Full Frame Film Festival 2006
I'm here in Durham, chowing down North Carolina-style barbecue (hacked-up pig, tangy vinegar sauce) off a paper plate, complemented by sweetened iced tea, and in the company of several hundred stalwart American documentarians (among them: Richard Leacock, D.A. Pennebaker, Albert Maysles) at the Full Frame Documentary Film Festival. What do I call this? Utopia! Transcendant eats, outstanding company.
"Are documentarians better than other people?" I ask my Newton-based filmmaker friend, Steven Ascher, who's at Full Frame, along with his co-director wife, Jeanne Jordan. They're showing the hugely life-affirming. So Much So Fast, chronicling Stephen Haywood's valiant battle to keep his juices going, and his brainy humor and agnostic philosophizing intact, as his body slips away through ALS, Lou Gehrig's Disease.
"I think documentarians are better," Ascher replies. He's thinking of the standing ovation from the non-fiction filmmakers for, Mark Rabil, the diligent lawyer who got a North Carolina black inmate, framed on a rape-and-murder rap, out of a lifetime jailing. (Seen in The Trials of Darryl Hunt, winner of Full Frame's Audience Award.) Documentarians are like that: socially conscious, anti-racist, empathetic of regular people and their woes, and willing to toil years in the editing room to put forth an important story. Durham, North Carolina, might be a blue town in a red state, but the Full Frame bunch are far bluer: imagine even a single George W vote from this progressive crowd.
I'd heard for several years that Full Frame is the best-programmed documentary festival in America, and that might be right. In three days of viewing, I see only really good films. Every one of them. There are extended Q&A's with filmmakers after the screenings, and no rush to clear the house. There's a fascinating sidebar of films produced post- Katrina, and Branford Marsalis offers an impromptu New Orleans jazz concert.

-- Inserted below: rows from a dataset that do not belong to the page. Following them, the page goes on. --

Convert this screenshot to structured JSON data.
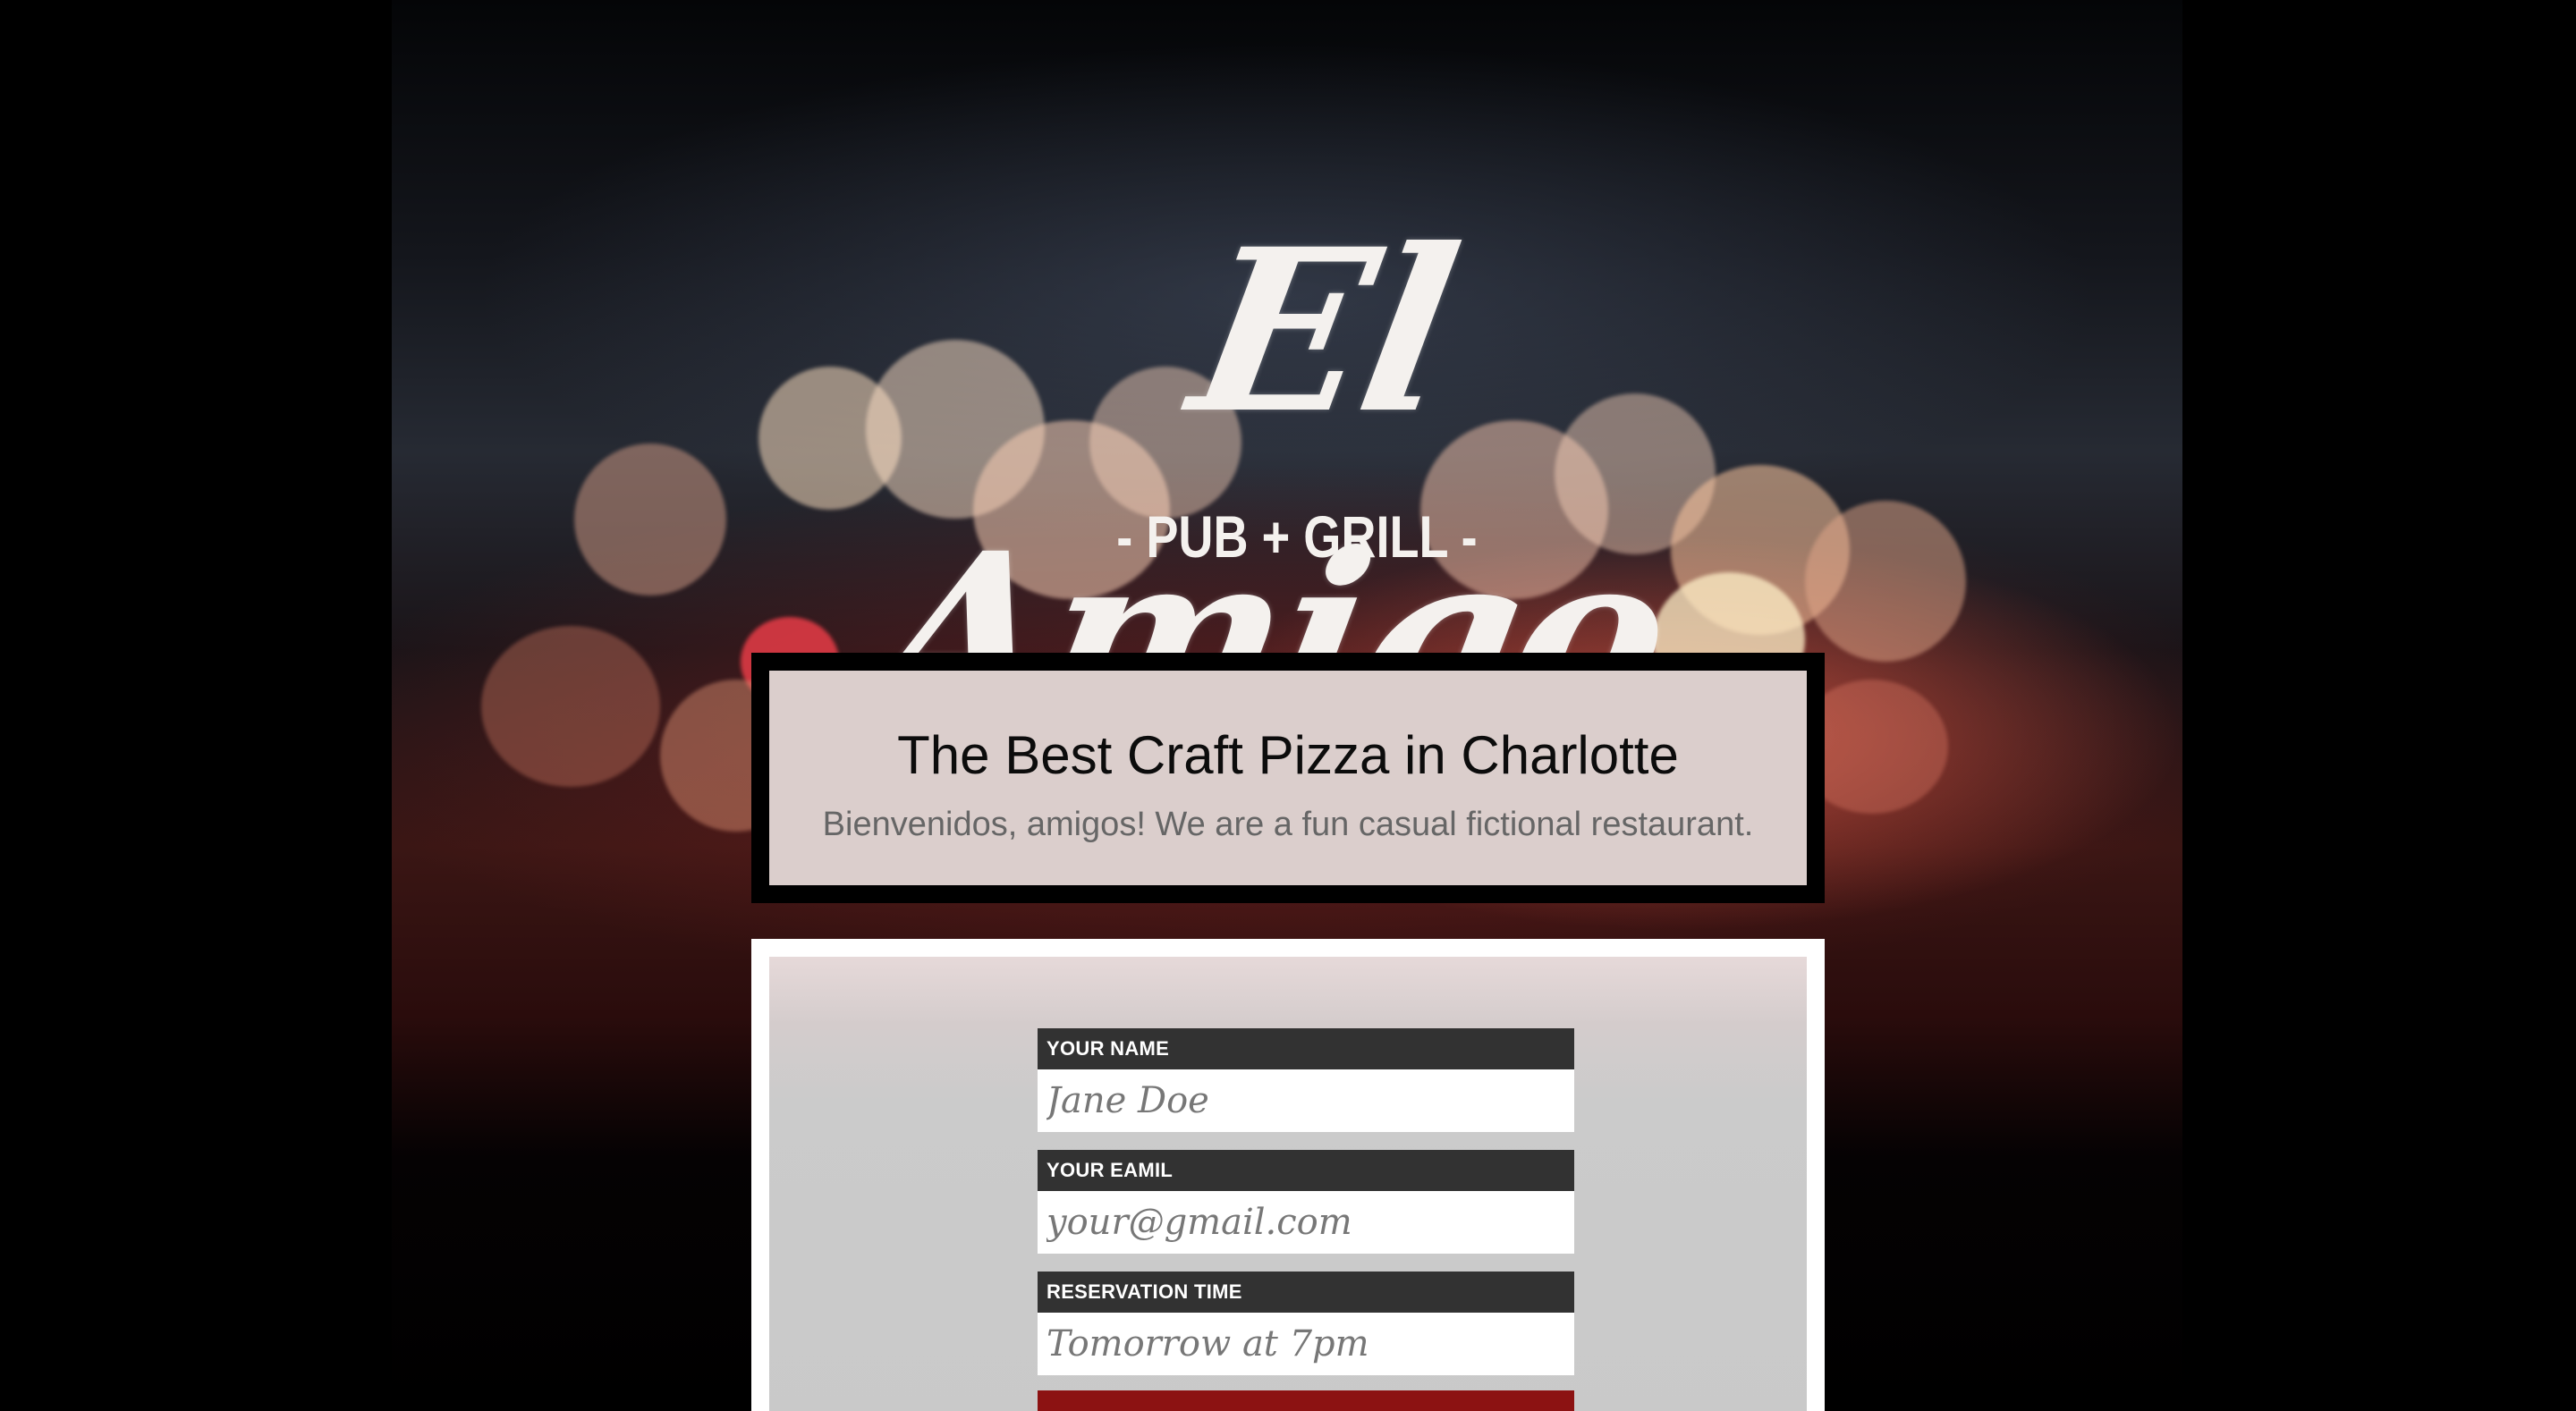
{
  "brand": {
    "logo_name": "El Amigo",
    "logo_tagline": "- PUB + GRILL -"
  },
  "hero": {
    "title": "The Best Craft Pizza in Charlotte",
    "subtitle": "Bienvenidos, amigos! We are a fun casual fictional restaurant."
  },
  "form": {
    "name_label": "YOUR NAME",
    "name_placeholder": "Jane Doe",
    "email_label": "YOUR EAMIL",
    "email_placeholder": "your@gmail.com",
    "time_label": "RESERVATION TIME",
    "time_placeholder": "Tomorrow at 7pm",
    "submit_label": ""
  },
  "colors": {
    "background": "#000000",
    "label_bar": "#323232",
    "submit": "#8c1212",
    "panel": "#c9c9c9"
  }
}
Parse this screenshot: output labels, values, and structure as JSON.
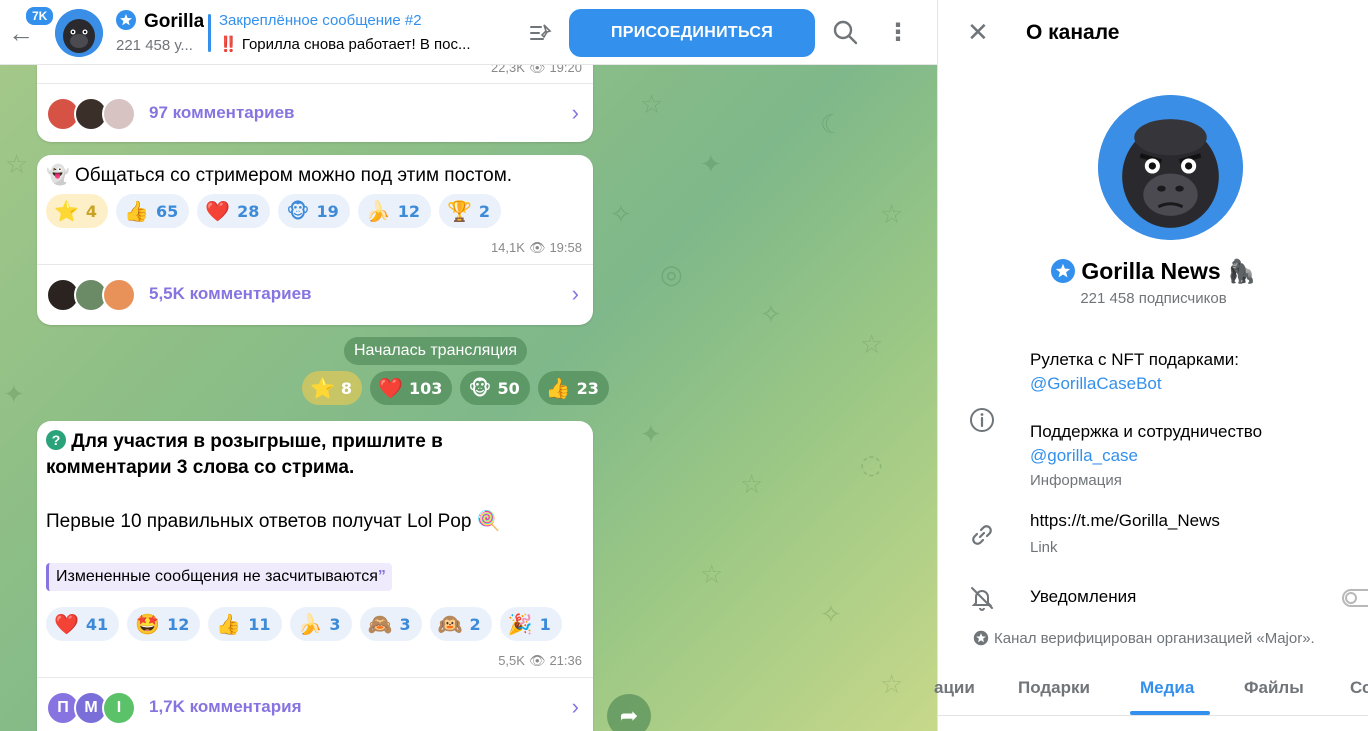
{
  "header": {
    "badge": "7K",
    "title": "Gorilla News",
    "subtitle": "221 458 у...",
    "pinned_title": "Закреплённое сообщение #2",
    "pinned_text": "‼️ Горилла снова работает! В пос...",
    "join_label": "ПРИСОЕДИНИТЬСЯ",
    "icons": [
      "back-arrow-icon",
      "pinned-list-icon",
      "search-icon",
      "more-vertical-icon"
    ]
  },
  "messages": {
    "top_partial": {
      "views": "22,3K",
      "time": "19:20"
    },
    "msg0_comments": "97 комментариев",
    "msg1": {
      "text": "Общаться со стримером можно под этим постом.",
      "reactions": [
        {
          "emoji": "⭐",
          "count": "4"
        },
        {
          "emoji": "👍",
          "count": "65"
        },
        {
          "emoji": "❤️",
          "count": "28"
        },
        {
          "emoji": "🐵",
          "count": "19"
        },
        {
          "emoji": "🍌",
          "count": "12"
        },
        {
          "emoji": "🏆",
          "count": "2"
        }
      ],
      "views": "14,1K",
      "time": "19:58",
      "comments": "5,5K комментариев"
    },
    "service": {
      "text": "Началась трансляция",
      "reactions": [
        {
          "emoji": "⭐",
          "count": "8"
        },
        {
          "emoji": "❤️",
          "count": "103"
        },
        {
          "emoji": "🐵",
          "count": "50"
        },
        {
          "emoji": "👍",
          "count": "23"
        }
      ]
    },
    "msg2": {
      "line1": "Для участия в розыгрыше, пришлите в",
      "line2": "комментарии 3 слова со стрима.",
      "line3": "Первые 10 правильных ответов получат Lol Pop",
      "quote": "Измененные сообщения не засчитываются",
      "reactions": [
        {
          "emoji": "❤️",
          "count": "41"
        },
        {
          "emoji": "🤩",
          "count": "12"
        },
        {
          "emoji": "👍",
          "count": "11"
        },
        {
          "emoji": "🍌",
          "count": "3"
        },
        {
          "emoji": "🙈",
          "count": "3"
        },
        {
          "emoji": "🙉",
          "count": "2"
        },
        {
          "emoji": "🎉",
          "count": "1"
        }
      ],
      "views": "5,5K",
      "time": "21:36",
      "comments": "1,7K комментария",
      "commenter_initials": [
        "П",
        "М",
        "I"
      ]
    }
  },
  "panel": {
    "title": "О канале",
    "name": "Gorilla News 🦍",
    "subscribers": "221 458 подписчиков",
    "desc1": "Рулетка с NFT подарками:",
    "desc1_link": "@GorillaCaseBot",
    "desc2": "Поддержка и сотрудничество",
    "desc2_link": "@gorilla_case",
    "info_label": "Информация",
    "link": "https://t.me/Gorilla_News",
    "link_label": "Link",
    "notifications": "Уведомления",
    "notifications_on": false,
    "verified_note": "Канал верифицирован организацией «Major».",
    "tabs": [
      "ации",
      "Подарки",
      "Медиа",
      "Файлы",
      "Сс"
    ],
    "active_tab": "Медиа"
  },
  "colors": {
    "accent": "#3390ec",
    "comments": "#8774e1",
    "chat_bg": "#8fbf86"
  }
}
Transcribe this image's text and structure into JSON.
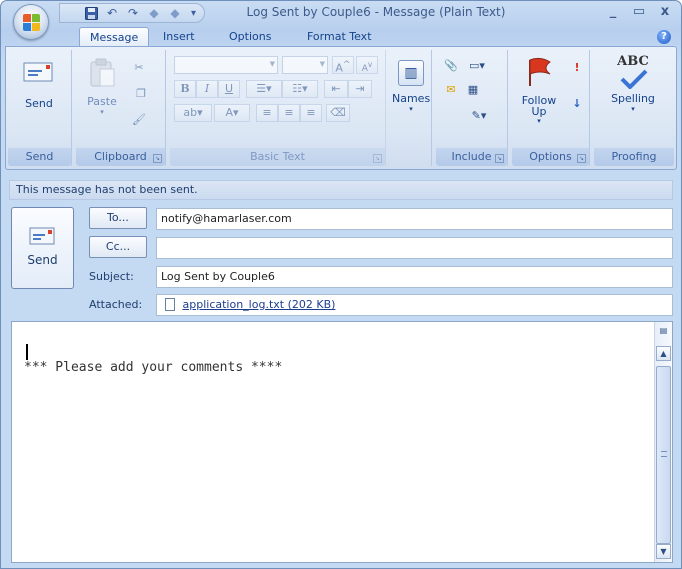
{
  "window": {
    "title": "Log Sent by Couple6 - Message (Plain Text)",
    "minimize": "_",
    "maximize": "▭",
    "close": "x"
  },
  "quick_access": {
    "save_icon": "save-icon",
    "undo_icon": "undo-icon",
    "redo_icon": "redo-icon",
    "prev_icon": "previous-item-icon",
    "next_icon": "next-item-icon",
    "customize": "▾"
  },
  "tabs": [
    "Message",
    "Insert",
    "Options",
    "Format Text"
  ],
  "active_tab": "Message",
  "ribbon": {
    "send_group": {
      "button_label": "Send",
      "group_label": "Send"
    },
    "clipboard_group": {
      "paste_label": "Paste",
      "group_label": "Clipboard"
    },
    "basic_text_group": {
      "group_label": "Basic Text",
      "bold": "B",
      "italic": "I",
      "underline": "U",
      "font_color": "A",
      "highlight": "ab",
      "grow_font": "A",
      "shrink_font": "A"
    },
    "names_group": {
      "button_label": "Names"
    },
    "include_group": {
      "group_label": "Include"
    },
    "options_group": {
      "follow_up_label": "Follow Up",
      "group_label": "Options"
    },
    "proofing_group": {
      "spelling_label": "Spelling",
      "abc": "ABC",
      "group_label": "Proofing"
    }
  },
  "message": {
    "info_bar": "This message has not been sent.",
    "send_label": "Send",
    "to_button": "To...",
    "cc_button": "Cc...",
    "to_value": "notify@hamarlaser.com",
    "cc_value": "",
    "subject_label": "Subject:",
    "subject_value": "Log Sent by Couple6",
    "attached_label": "Attached:",
    "attachment": "application_log.txt (202 KB)",
    "body": "*** Please add your comments ****"
  },
  "colors": {
    "accent": "#15428b",
    "ribbon_bg": "#dbe6f4",
    "frame": "#c4d9f2"
  }
}
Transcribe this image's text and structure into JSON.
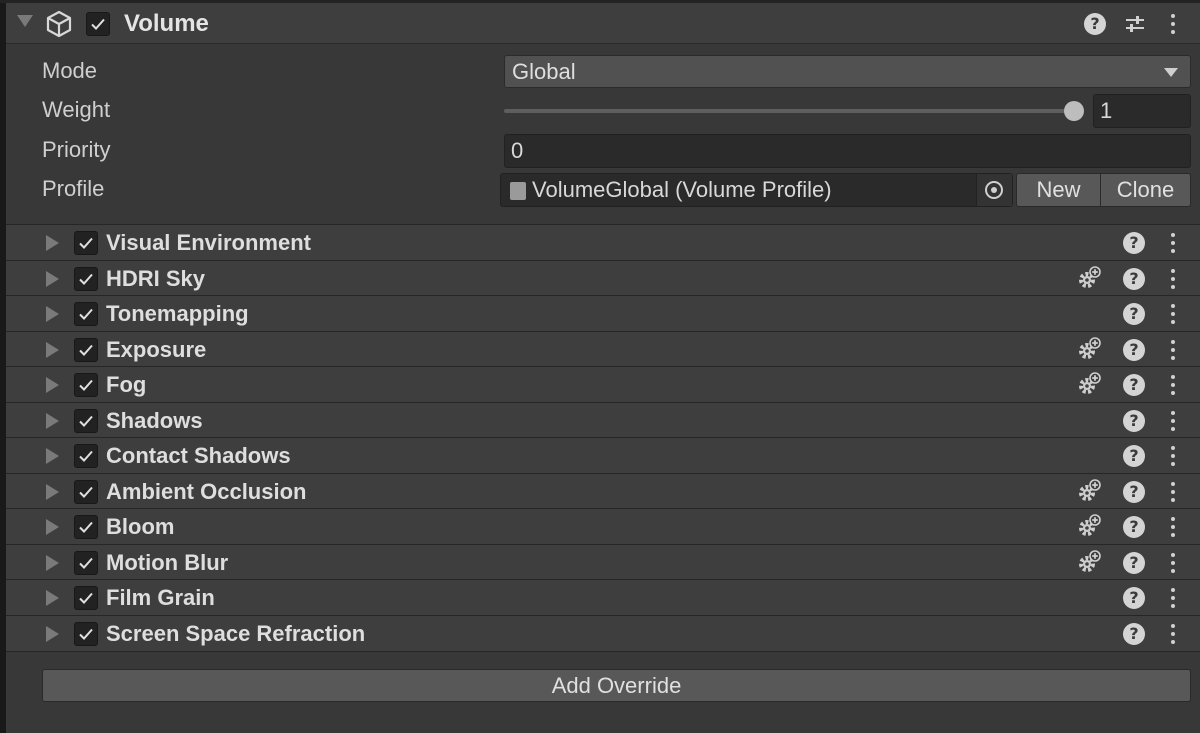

Several docs I like:
Anne Makepeace's Rain in a Dry Land, following two Bantu families from ravaged Somalia who are relocated in America. Family one lands in Springfield, Mass, family two in Atlanta, and both experience what you expect of immigrants without money or education: poverty, alienation, depression, family feuds, but also dogged resilience and slivers of hope. A sharp, deeply felt humanist tale with one remarkable scene: the Atlanta family maneuvering stairs for the first time ever, the brave mama leading her frightened flock down the wall-to-wall carpeted steps.
Kirby Dick's This Film Not Yet Rated, a blistering attack on Hollywood's MPAA Board, which sees and hears no evil when there's rampant, repulsive violence, but which straps films with the audience-stopping NC-17 rating if there's lesbianism, too much orgasmic sex. Part tongue-in-cheek detective story, this important muckraking work gleefully exposes Jack Valenti and his entrenched studio cohorts.
Rebecca Snedecker's By Invitation Only, a personal documentary in which the liberal filmmaker rubs against the upper-crust Mardi Gras traditions of her society family, realizing there's no place in the celebrations for her African-American boyfriend. A smart, tantalizing take on class and race, tracing a hundred years of parallel New Orleans history, white and black.
Patrick Creadon's Wordplay, lots of fun, loads of heart, a grandly winning story of America's crossword-puzzle subculture, climaxing at the exciting national tourney to determine America's best solver. Sure to be a box-office hit, this guaranteed pleaser comes next to the Independent Film Festival of Boston.
(Boston Phoenix, April 2006)